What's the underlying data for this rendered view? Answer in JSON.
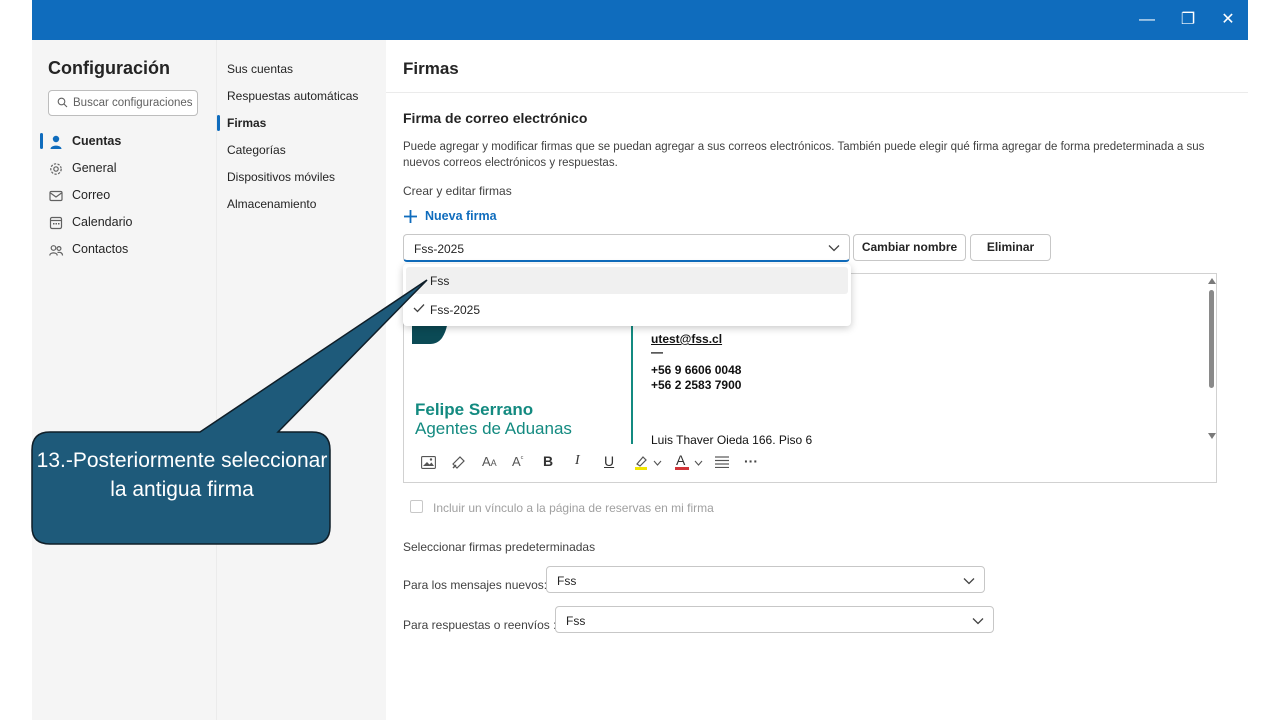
{
  "window_controls": {
    "minimize": "—",
    "restore": "❐",
    "close": "✕"
  },
  "left_nav": {
    "title": "Configuración",
    "search_placeholder": "Buscar configuraciones",
    "items": [
      {
        "label": "Cuentas",
        "icon": "person-icon",
        "selected": true
      },
      {
        "label": "General",
        "icon": "gear-icon"
      },
      {
        "label": "Correo",
        "icon": "mail-icon"
      },
      {
        "label": "Calendario",
        "icon": "calendar-icon"
      },
      {
        "label": "Contactos",
        "icon": "people-icon"
      }
    ]
  },
  "mid_nav": {
    "items": [
      {
        "label": "Sus cuentas"
      },
      {
        "label": "Respuestas automáticas"
      },
      {
        "label": "Firmas",
        "selected": true
      },
      {
        "label": "Categorías"
      },
      {
        "label": "Dispositivos móviles"
      },
      {
        "label": "Almacenamiento"
      }
    ]
  },
  "content": {
    "title": "Firmas",
    "section_title": "Firma de correo electrónico",
    "description": "Puede agregar y modificar firmas que se puedan agregar a sus correos electrónicos. También puede elegir qué firma agregar de forma predeterminada a sus nuevos correos electrónicos y respuestas.",
    "create_edit_label": "Crear y editar firmas",
    "new_signature": "Nueva firma",
    "selected_signature": "Fss-2025",
    "rename_button": "Cambiar nombre",
    "delete_button": "Eliminar",
    "dropdown_options": [
      {
        "label": "Fss",
        "hover": true
      },
      {
        "label": "Fss-2025",
        "checked": true
      }
    ],
    "signature_preview": {
      "email": "utest@fss.cl",
      "dash": "—",
      "phone1": "+56 9 6606 0048",
      "phone2": "+56 2 2583 7900",
      "name": "Felipe Serrano",
      "company": "Agentes de Aduanas",
      "address": "Luis Thayer Ojeda 166, Piso 6"
    },
    "toolbar_icons": [
      "image-icon",
      "format-painter-icon",
      "font-size-icon",
      "superscript-icon",
      "bold-icon",
      "italic-icon",
      "underline-icon",
      "highlight-icon",
      "chevron-down-icon",
      "font-color-icon",
      "chevron-down-icon",
      "list-icon",
      "more-icon"
    ],
    "toolbar_glyphs": {
      "bold": "B",
      "italic": "I",
      "underline": "U",
      "font_size": "A",
      "superscript": "A",
      "font_color": "A",
      "more": "···"
    },
    "booking_checkbox_label": "Incluir un vínculo a la página de reservas en mi firma",
    "default_signatures_label": "Seleccionar firmas predeterminadas",
    "new_messages_label": "Para los mensajes nuevos:",
    "new_messages_value": "Fss",
    "replies_label": "Para respuestas o reenvíos :",
    "replies_value": "Fss"
  },
  "callout": {
    "text": "13.-Posteriormente seleccionar la antigua firma",
    "fill_color": "#1e5a7a"
  },
  "colors": {
    "titlebar": "#0f6cbd",
    "accent": "#0f6cbd",
    "brand_teal": "#138a80",
    "brand_dark": "#0b4a55"
  }
}
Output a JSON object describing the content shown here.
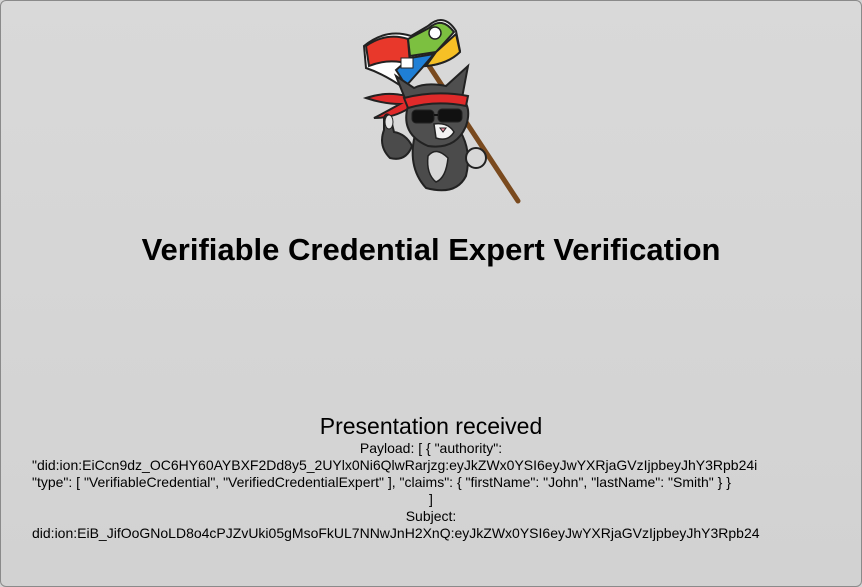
{
  "page": {
    "title": "Verifiable Credential Expert Verification"
  },
  "mascot": {
    "icon": "ninja-cat-flag-icon"
  },
  "presentation": {
    "heading": "Presentation received",
    "payload_label": "Payload: [ { \"authority\":",
    "payload_line_1": "\"did:ion:EiCcn9dz_OC6HY60AYBXF2Dd8y5_2UYlx0Ni6QlwRarjzg:eyJkZWx0YSI6eyJwYXRjaGVzIjpbeyJhY3Rpb24i",
    "payload_line_2": "\"type\": [ \"VerifiableCredential\", \"VerifiedCredentialExpert\" ], \"claims\": { \"firstName\": \"John\", \"lastName\": \"Smith\" } }",
    "payload_close": "]",
    "subject_label": "Subject:",
    "subject_value": "did:ion:EiB_JifOoGNoLD8o4cPJZvUki05gMsoFkUL7NNwJnH2XnQ:eyJkZWx0YSI6eyJwYXRjaGVzIjpbeyJhY3Rpb24"
  },
  "colors": {
    "background": "#d4d4d4",
    "flag_red": "#e8382b",
    "flag_green": "#7cc040",
    "flag_blue": "#1f7fd6",
    "flag_yellow": "#f6c026",
    "bandana": "#e02a2a"
  }
}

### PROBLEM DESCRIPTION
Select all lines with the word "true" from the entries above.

### RESPONSE TO THE EXERCISE
        "selected": true
        "selected": true
        "hover": true
        "checked": true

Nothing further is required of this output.